A mom wrote me recently, concerned that her
15-year-old son was pulling away from her, especially in terms of being
affectionate and letting her do things for him. This is a common occurrence in the lives of parents and kids. This mother wondered, “How do you provide that same sense of
security to your children as they start to break away from you?” My response offered words of comfort
and advice that might prove helpful if you’re experiencing something similar.
It’s Totally Normal
This is what teenagers do. What they’re supposed to
do. They pull away so they can figure
out who they are without you. Your child
is becoming himself, which is what you want.
This Is an Important Step Toward Self-Exploration
Your son is
creating new attachments to his peers that allow him to become ready to be a
"we" with someone else in the future. This shift in
attachment—he’s still attached to you, but in a different way—allows him to
take the secure base he has in his relationship with you, and use it as a
launching pad to explore who he is apart from his family and in the context of his
peers. This process is a crucial stage
in his identity formation.
possible to be physically close with your son. Take his cues and respect his journey into adulthood while still letting
him know how much you love him. At
times this may mean a simple pat on the
back or the head, or an arm around his shoulder. But even if it's a bit
uncomfortable, try to keep hugging him when you can—even if it’s the dreaded “side
hug” that can feel so awkward.
As much as possible, keep up the affection and the
connection. You might even see whether
he'd be willing to let you sit in bed next to him to read to him or have
him read to you. If not, get the laptop and watch some funny YouTube
videos together. You have to sit super close so you can both see the
screen, and the laughter can create a shared moment of togetherness.
Thoughtful While Also Observing Boundaries
Don’t be corny,
but come up with gestures that show him thoughtfulness and nurturing without
treading on his independence. Take him to a Jamba Juice when you pick him up
from school. Text him about something
you’re proud that he’s done. Challenge
him to a game of ping-pong. Take him to
dinner and a movie. And when he's sick,
baby him like you used to. He’ll love
he’ll tell you to back off, then the next minute he’s mad that you’re showing
attention to his younger sister. It's
very similar to his toddler years, when he’d say, "Me do it," and
then get mad that you weren’t helping him. He's in between two worlds and
wants what he feels like he needs—but only when he thinks he needs it. He wants to be treated like an
independent adult, but secretly, he may have times when he just feels like
being nurtured like a little kid. The

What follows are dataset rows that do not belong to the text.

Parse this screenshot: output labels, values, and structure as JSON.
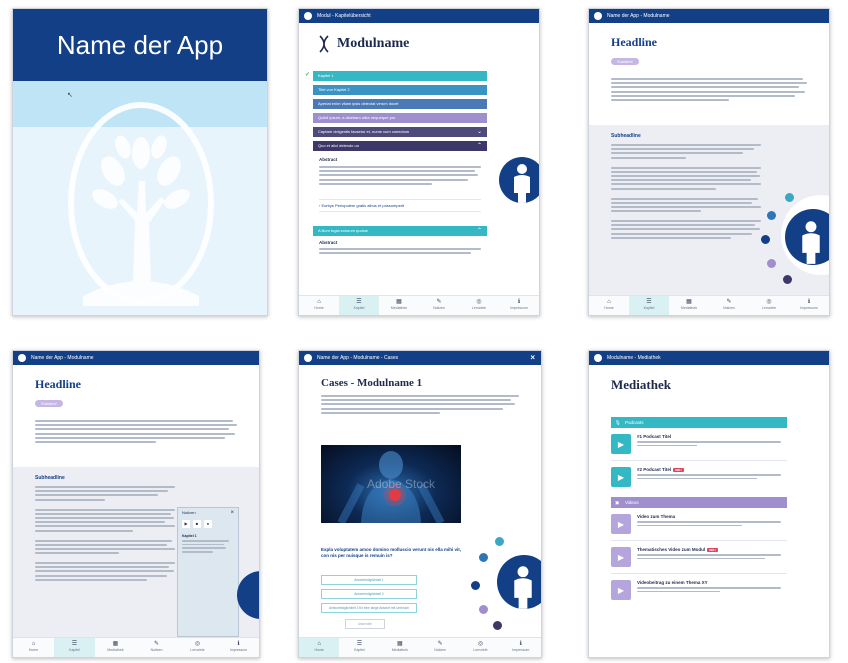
{
  "screens": {
    "splash": {
      "app_name": "Name der App"
    },
    "kapitel": {
      "topbar": "Modul - Kapitelübersicht",
      "module_title": "Modulname",
      "accordion": [
        {
          "label": "Kapitel 1",
          "color": "#34b8c4",
          "checked": true
        },
        {
          "label": "Titel von Kapitel 2",
          "color": "#3a93c2"
        },
        {
          "label": "Aperiat enim vitam ipsis delectat verum docet",
          "color": "#4a79b5"
        },
        {
          "label": "Quibil ipsum, a dicebam ultra nequeque pro",
          "color": "#9f8fcf"
        },
        {
          "label": "Captare cinigentis facsetur et, nume cum conectum",
          "color": "#4f4a7c"
        },
        {
          "label": "Quo et alicl delendo uo",
          "color": "#3d3867"
        }
      ],
      "abstract_label": "Abstract",
      "link_text": "› Eorbys Periopulem gratis albus et possumperit",
      "accordion_bottom": "A illum fugia solorum qualue",
      "abstract_label_2": "Abstract"
    },
    "headline1": {
      "topbar": "Name der App - Modulname",
      "headline": "Headline",
      "pill": "Sublabel",
      "subheadline": "Subheadline"
    },
    "headline2": {
      "topbar": "Name der App - Modulname",
      "headline": "Headline",
      "pill": "Sublabel",
      "subheadline": "Subheadline",
      "popup_title": "Notizen",
      "popup_sub": "Kapitel 1"
    },
    "cases": {
      "topbar": "Name der App - Modulname - Cases",
      "title": "Cases - Modulname 1",
      "question": "Expla voluptatem amoo domino molluscio verunt nis ella mihi vit, con nis per nuisque is remuin is?",
      "answers": [
        "Antwortmöglichkeit 1",
        "Antwortmöglichkeit 2",
        "Antwortmöglichkeit 3 für eine lange Antwort mit Umbruch",
        "Absenden"
      ],
      "watermark": "Adobe Stock"
    },
    "mediathek": {
      "topbar": "Modulname - Mediathek",
      "title": "Mediathek",
      "podcasts_label": "Podcasts",
      "podcasts": [
        {
          "title": "#1 Podcast Titel",
          "new": false
        },
        {
          "title": "#2 Podcast Titel",
          "new": true
        }
      ],
      "videos_label": "Videos",
      "videos": [
        {
          "title": "Video zum Thema",
          "new": false
        },
        {
          "title": "Thematisches Video zum Modul",
          "new": true
        },
        {
          "title": "Videobeitrag zu einem Thema XY",
          "new": false
        }
      ],
      "new_badge": "NEU"
    },
    "nav": [
      {
        "label": "Home",
        "icon": "⌂"
      },
      {
        "label": "Kapitel",
        "icon": "☰"
      },
      {
        "label": "Mediathek",
        "icon": "▦"
      },
      {
        "label": "Notizen",
        "icon": "✎"
      },
      {
        "label": "Lernziele",
        "icon": "◎"
      },
      {
        "label": "Impressum",
        "icon": "ℹ"
      }
    ]
  },
  "colors": {
    "navy": "#133f87",
    "teal": "#34b8c4",
    "purple": "#9f8fcf",
    "lightblue": "#b7dff3"
  }
}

best thing you can do is to assume he still wants you to nurture him and be a
mom, while also communicating that he can tell you to give him space if he
not a mind reader, initiate a direct conversation about your uncertainty about
how to interact with him. Talk about your desire to keep nurturing him
and doing things for him, while still respecting his space and independence. Explain that you know how capable he is, then ask for his guidance and
advice on this issue. If nothing else,
he'll be aware that you’re trying.
but Be Available
so important, so you want to encourage it. But you need to still be sending signals that say, "I'm always here
for you if you need me." Communicate this over and over, both verbally and nonverbally. Then he’ll know it’s true, whether his
actions show it or not.